City Clerk Carroll Couch said the rate for the library and park taxes will remain the same at .1609. The voluntary 21 percent reduction is coming entirely out of the general revenue levy which was changed from .5530 to .3693. This should result in about $285,000 less in property tax revenue for the general revenue fund, according to city officials.

The parks are heavily subsidized by the general revenue fund anyway, Couch said, as the park tax only covers about half of that department's total operating cost. The library tax rate was set by voters.

The city's total property tax levy was 87 cents and was lowered to 69 cents, "which is a 21 percent reduction," Couch said.

City Treasurer Karen Bailey said the voluntary reduction was reviewed and OK'd by the state auditor's office.

The city manager noted this was the quickest response by the auditor's office on approving tax rates that he can recall.

Friend said city residents need to know that the property tax reduction only applies to the city's tax levy. "The biggest confusion you're going to get is people will think their county taxes will be reduced by 21 percent," he said.

Sikeston voters approved a 1-cent sales tax at the Feb. 3 election.

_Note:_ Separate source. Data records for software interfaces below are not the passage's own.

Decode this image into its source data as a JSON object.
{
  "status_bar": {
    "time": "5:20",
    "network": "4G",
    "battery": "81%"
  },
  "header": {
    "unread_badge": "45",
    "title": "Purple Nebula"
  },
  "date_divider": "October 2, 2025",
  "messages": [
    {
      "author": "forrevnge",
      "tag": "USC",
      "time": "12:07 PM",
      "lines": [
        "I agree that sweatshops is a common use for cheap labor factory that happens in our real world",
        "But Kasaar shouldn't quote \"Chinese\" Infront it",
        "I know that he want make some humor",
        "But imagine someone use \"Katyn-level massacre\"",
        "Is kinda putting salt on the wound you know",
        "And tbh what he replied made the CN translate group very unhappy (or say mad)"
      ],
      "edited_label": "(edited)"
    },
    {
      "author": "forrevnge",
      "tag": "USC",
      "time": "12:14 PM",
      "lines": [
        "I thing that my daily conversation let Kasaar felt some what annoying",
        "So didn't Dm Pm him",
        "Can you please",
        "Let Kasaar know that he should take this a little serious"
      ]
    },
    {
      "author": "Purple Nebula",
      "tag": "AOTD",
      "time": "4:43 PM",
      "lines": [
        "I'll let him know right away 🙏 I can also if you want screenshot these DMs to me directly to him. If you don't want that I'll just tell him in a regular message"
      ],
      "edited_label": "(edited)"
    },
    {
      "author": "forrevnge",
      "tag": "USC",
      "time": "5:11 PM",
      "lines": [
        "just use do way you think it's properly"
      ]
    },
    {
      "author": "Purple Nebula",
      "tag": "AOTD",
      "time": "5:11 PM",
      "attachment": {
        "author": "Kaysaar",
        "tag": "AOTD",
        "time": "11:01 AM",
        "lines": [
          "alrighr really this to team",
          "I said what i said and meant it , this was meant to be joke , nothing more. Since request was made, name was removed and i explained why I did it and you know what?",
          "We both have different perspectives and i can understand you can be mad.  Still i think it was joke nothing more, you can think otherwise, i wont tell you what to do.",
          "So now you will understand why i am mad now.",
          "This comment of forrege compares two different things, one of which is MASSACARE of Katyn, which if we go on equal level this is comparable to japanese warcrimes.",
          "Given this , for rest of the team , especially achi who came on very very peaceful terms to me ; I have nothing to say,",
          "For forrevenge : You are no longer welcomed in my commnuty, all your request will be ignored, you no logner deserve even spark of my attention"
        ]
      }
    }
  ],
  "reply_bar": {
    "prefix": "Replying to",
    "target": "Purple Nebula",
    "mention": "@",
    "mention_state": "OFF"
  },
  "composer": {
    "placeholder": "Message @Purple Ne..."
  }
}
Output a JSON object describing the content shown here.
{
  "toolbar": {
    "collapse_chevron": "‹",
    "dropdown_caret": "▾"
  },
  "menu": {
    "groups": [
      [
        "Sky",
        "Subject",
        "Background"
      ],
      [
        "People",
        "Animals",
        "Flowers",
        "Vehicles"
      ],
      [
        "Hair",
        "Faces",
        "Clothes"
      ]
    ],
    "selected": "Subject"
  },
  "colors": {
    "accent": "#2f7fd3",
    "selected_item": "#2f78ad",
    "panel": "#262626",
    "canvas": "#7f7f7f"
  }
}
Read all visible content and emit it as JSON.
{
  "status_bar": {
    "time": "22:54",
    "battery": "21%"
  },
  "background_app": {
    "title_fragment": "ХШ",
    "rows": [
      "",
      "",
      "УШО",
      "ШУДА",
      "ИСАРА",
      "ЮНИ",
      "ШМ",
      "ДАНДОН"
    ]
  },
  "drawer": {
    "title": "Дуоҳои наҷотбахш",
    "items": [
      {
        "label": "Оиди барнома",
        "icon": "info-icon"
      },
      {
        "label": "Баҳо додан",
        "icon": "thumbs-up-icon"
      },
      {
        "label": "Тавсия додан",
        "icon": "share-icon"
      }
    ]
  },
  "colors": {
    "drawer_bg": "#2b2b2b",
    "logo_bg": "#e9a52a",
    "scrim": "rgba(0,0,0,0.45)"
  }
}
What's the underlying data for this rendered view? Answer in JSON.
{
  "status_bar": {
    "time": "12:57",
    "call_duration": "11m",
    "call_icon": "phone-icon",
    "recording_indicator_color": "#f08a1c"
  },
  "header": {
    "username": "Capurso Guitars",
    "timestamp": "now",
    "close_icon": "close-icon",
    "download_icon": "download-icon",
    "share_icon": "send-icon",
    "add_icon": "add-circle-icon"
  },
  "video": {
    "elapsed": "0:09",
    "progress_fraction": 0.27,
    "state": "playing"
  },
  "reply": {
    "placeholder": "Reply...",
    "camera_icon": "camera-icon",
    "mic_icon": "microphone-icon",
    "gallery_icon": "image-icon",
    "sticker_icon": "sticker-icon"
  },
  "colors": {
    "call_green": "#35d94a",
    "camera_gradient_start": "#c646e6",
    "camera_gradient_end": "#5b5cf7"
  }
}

Merchants will begin to collect the sales tax at their registers beginning Oct. 1. Unless it is renewed, the tax will expire Sept. 30, 2014.

The city should get its first check with the tax included in December as the city has "roughly a two-month lag" on receiving sales taxes, Couch said.